Affiliate, Reseller, Partner Program

Bitdefender has an affiliate / reseller / partner program. When you’re approved, you have access to a partner portal. However, the software available through the portal is last year’s software, and there doesn’t seem to be an easy way to generate simple advertisements and links (as with other affiliate programs). On October 5, an email sent to received an out-of-office auto reply stating, “Thank you for your message, please note that I will be out of office until 12th October. I will have limited access to my emails and they will not be forwarded.” So, apparently the one person in charge of the partner program is on vacation.

Update: It seems that Bitdefender has a partner program for support and separate affiliate programs for those wanting commissions on sales. At least of the affiliate networks is where you can signup and then get advertising links to Bitdefender and other programs.

Password Reset Emails Never Received

If you attempt to login to one of the portals such as and click the reset password link, you’ll be told that an email is going to be sent, but it never gets sent. This was documented on 22 September 2015.

Missing Operating Systems

Some of the glaring errors and oversights with the Bitdefender website make one a bit concerned about whether or not they have sufficient staffing. For example, on the contact page, the dropdown lists of operating systems are about a year old with Apple at 10.9 and Windows at version 8.1 the latest operating systems are missing. This is something that most companies would update as soon as they become available. Below is a screenshot of the operating system dropdown menu.


404 Error – Page Not Found

After uninstalling Bitdefender Total Security 2016 in Windows, your browser will launch attempting to take you to a landing page with an uninstall survey for those who’ve uninstalled. However, the landing page isn’t there, so you’ll get an error similar to the one below. Click the image for a larger view.


My Bitdefender or Bitdefender Central Confusion

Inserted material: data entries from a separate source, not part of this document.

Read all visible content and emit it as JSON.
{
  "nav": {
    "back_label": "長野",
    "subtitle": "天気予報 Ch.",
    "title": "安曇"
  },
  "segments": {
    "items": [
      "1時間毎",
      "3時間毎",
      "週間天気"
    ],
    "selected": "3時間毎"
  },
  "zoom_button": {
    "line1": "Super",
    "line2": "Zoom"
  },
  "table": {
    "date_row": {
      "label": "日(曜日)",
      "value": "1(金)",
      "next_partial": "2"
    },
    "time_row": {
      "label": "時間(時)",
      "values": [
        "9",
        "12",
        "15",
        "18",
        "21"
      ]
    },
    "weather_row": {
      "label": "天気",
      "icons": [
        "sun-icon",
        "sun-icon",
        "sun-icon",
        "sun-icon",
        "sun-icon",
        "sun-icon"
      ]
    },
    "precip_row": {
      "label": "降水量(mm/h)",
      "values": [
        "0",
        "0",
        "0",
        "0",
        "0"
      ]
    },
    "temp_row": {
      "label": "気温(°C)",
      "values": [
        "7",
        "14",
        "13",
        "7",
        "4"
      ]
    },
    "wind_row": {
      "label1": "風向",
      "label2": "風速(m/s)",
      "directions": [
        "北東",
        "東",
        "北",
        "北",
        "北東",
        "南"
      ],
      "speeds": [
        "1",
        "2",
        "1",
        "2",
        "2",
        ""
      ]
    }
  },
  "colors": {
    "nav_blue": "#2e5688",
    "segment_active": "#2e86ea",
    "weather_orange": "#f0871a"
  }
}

It’s not clear whether or not a person should be using the My Bitdefender web portal or the Bitdefender Central web portal to manage their account. The Login button on the website currently takes users to Bitdefender Central. However, if you had previously paid for a subscription, it won’t automatically show up there. You’ll be asked to provide a previously purchased license number, but you won’t find any in order confirmation emails or invoices from Bitdefender. The only way to activate the Bitdefender Central portal is to install a copy of Bitdefender on a computer and use your account email and password already on file for the My Bitdefender account.

Bitdefender Central is very simplistic compared to the My Bitdefender dashboard. While the My Bitdefender dashboard gives you the option to remove a licensed computer, the Bitdefender Central portal does not have such a feature. So, old computers you’re disposing of will count against your license and (until they get this fixed) you’ll never get those licenses back. They become non-transferable.

Below are some screen shots for comparison. Click any image for a larger view.

Bitdefender Central
Bitdefender Central

My Bitdefender Dashboard
My Bitdefender Dashboard

My Bitdefender Device Controls
My Bitdefender Device Controls